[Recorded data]
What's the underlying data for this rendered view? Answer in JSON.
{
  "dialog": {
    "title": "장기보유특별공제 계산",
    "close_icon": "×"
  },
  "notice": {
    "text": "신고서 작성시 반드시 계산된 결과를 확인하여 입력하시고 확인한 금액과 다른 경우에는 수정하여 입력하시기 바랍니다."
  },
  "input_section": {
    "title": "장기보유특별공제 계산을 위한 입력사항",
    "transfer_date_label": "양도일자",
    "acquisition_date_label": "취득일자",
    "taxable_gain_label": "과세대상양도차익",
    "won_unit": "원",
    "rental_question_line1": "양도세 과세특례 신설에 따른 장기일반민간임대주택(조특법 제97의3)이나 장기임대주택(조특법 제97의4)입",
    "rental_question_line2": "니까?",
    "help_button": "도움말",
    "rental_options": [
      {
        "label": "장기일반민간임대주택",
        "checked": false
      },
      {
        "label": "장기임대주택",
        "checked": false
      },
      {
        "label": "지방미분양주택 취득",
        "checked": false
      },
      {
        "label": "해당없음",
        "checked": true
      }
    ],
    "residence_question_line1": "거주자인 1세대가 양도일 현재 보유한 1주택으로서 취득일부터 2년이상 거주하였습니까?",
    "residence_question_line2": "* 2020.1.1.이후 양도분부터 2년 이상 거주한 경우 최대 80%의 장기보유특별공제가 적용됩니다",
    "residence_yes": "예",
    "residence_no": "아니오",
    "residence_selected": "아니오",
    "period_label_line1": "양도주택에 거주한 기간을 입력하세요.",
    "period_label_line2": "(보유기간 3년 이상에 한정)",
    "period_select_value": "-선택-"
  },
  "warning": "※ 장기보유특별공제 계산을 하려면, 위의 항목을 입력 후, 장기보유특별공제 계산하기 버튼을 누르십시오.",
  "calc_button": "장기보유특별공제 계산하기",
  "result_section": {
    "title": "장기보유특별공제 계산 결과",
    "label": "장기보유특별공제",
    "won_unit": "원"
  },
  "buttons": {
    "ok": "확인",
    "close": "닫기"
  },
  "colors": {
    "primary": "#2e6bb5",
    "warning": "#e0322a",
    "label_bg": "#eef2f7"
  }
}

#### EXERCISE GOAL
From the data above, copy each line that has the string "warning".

#### OUTPUT OF THE TASK
  "warning": "※ 장기보유특별공제 계산을 하려면, 위의 항목을 입력 후, 장기보유특별공제 계산하기 버튼을 누르십시오.",
    "warning": "#e0322a",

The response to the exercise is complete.